__GOAL OF THE EXERCISE__:
Every entry should be repeated exactly. Omit the pictures.

__EXTRACTED MATERIAL__:
####
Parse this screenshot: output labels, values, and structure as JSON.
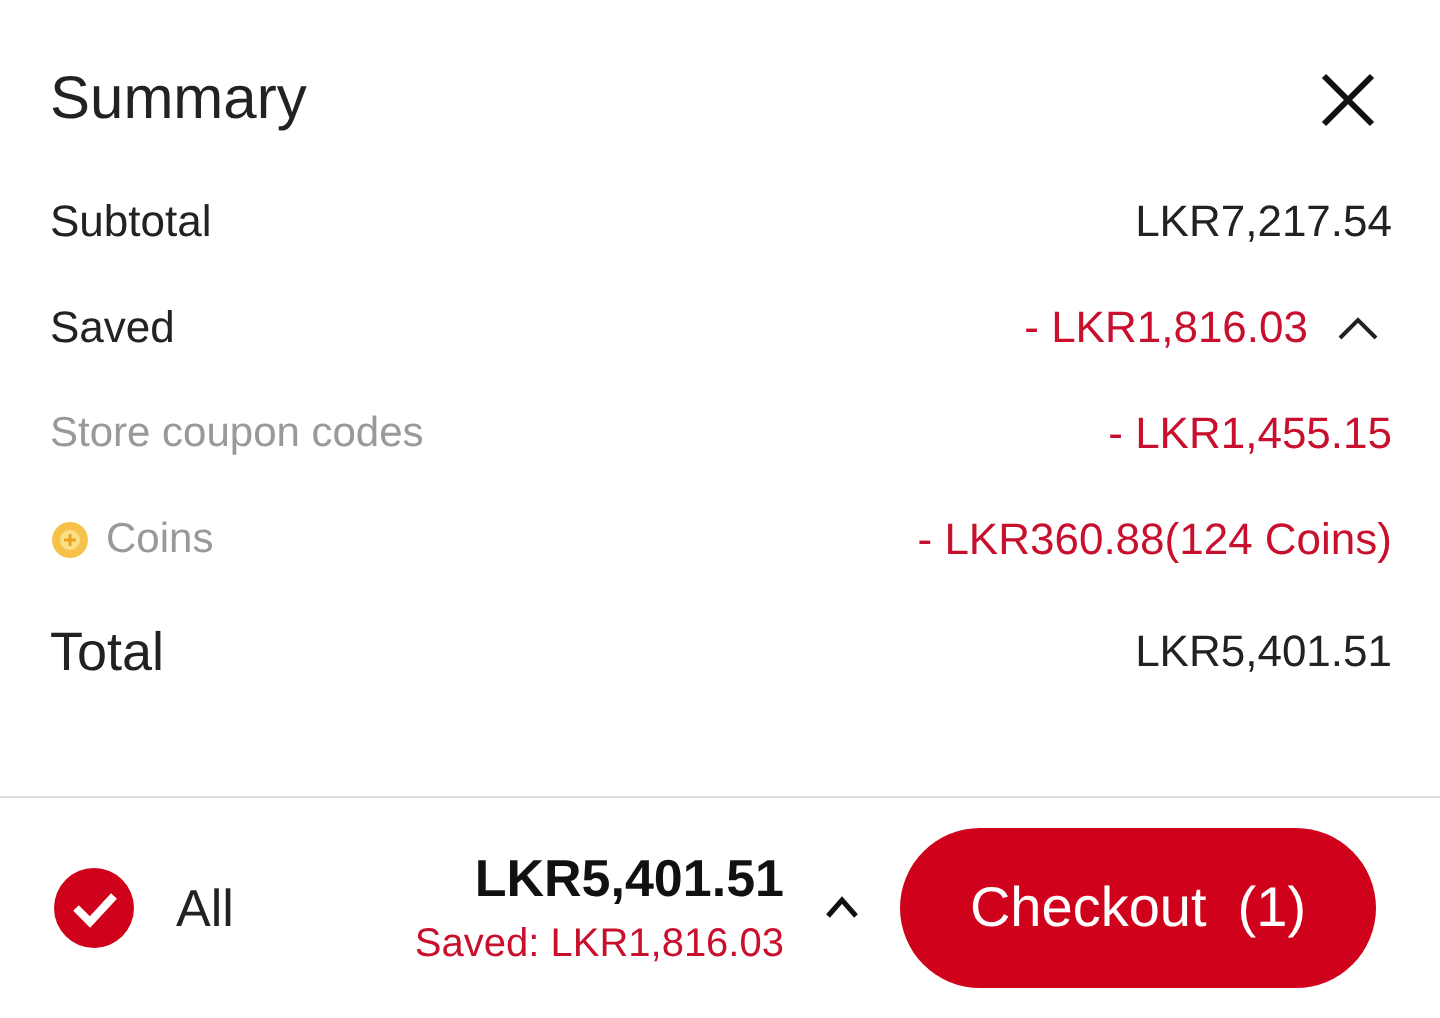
{
  "title": "Summary",
  "rows": [
    {
      "kind": "main",
      "label": "Subtotal",
      "value": "LKR7,217.54"
    },
    {
      "kind": "saved",
      "label": "Saved",
      "value": "- LKR1,816.03",
      "expanded": true
    },
    {
      "kind": "sub",
      "label": "Store coupon codes",
      "value": "- LKR1,455.15"
    },
    {
      "kind": "coins",
      "label": "Coins",
      "value": "- LKR360.88(124 Coins)"
    },
    {
      "kind": "total",
      "label": "Total",
      "value": "LKR5,401.51"
    }
  ],
  "footer": {
    "select_all": {
      "label": "All",
      "checked": true
    },
    "total": "LKR5,401.51",
    "saved": "Saved: LKR1,816.03",
    "expanded": false,
    "checkout": "Checkout  (1)"
  }
}
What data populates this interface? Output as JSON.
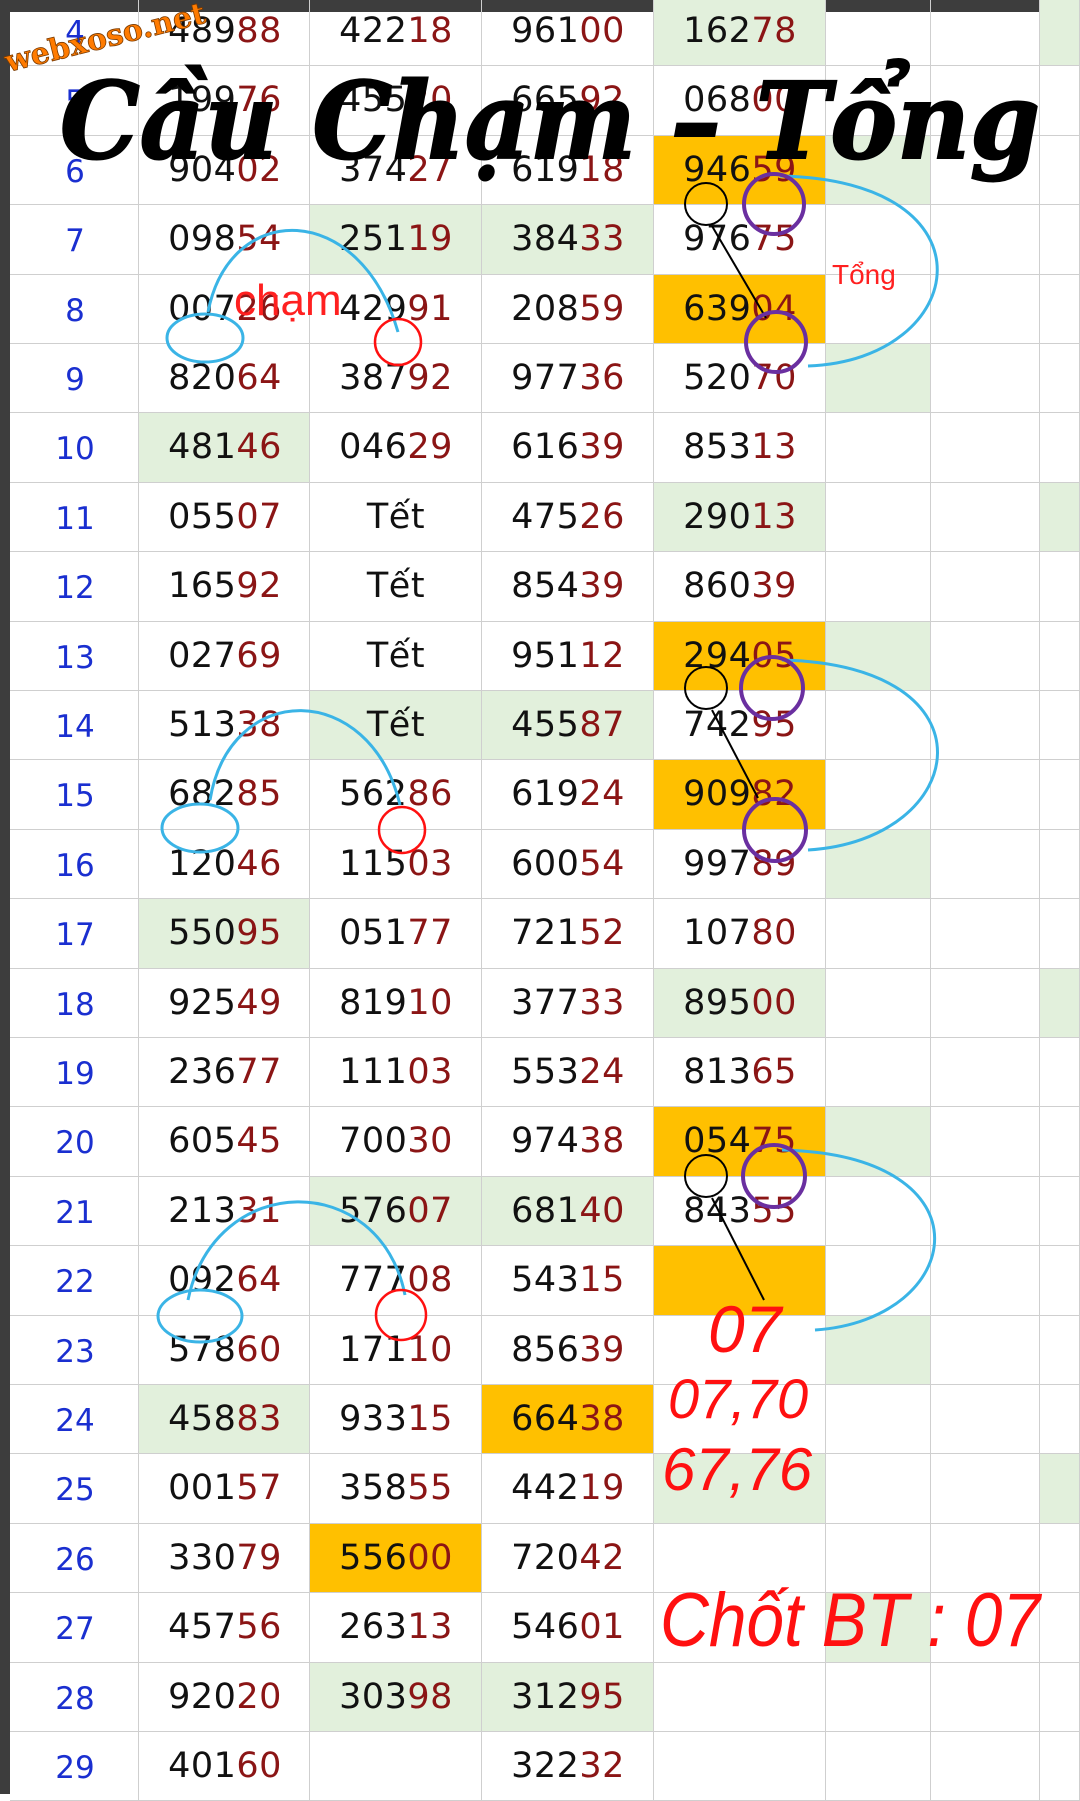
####
__COMPLETED EXERCISE__:
Parse this screenshot: output labels, values, and structure as JSON.
{
  "title": "Summary",
  "rows": [
    {
      "kind": "main",
      "label": "Subtotal",
      "value": "LKR7,217.54"
    },
    {
      "kind": "saved",
      "label": "Saved",
      "value": "- LKR1,816.03",
      "expanded": true
    },
    {
      "kind": "sub",
      "label": "Store coupon codes",
      "value": "- LKR1,455.15"
    },
    {
      "kind": "coins",
      "label": "Coins",
      "value": "- LKR360.88(124 Coins)"
    },
    {
      "kind": "total",
      "label": "Total",
      "value": "LKR5,401.51"
    }
  ],
  "footer": {
    "select_all": {
      "label": "All",
      "checked": true
    },
    "total": "LKR5,401.51",
    "saved": "Saved: LKR1,816.03",
    "expanded": false,
    "checkout": "Checkout  (1)"
  }
}
What data populates this interface? Output as JSON.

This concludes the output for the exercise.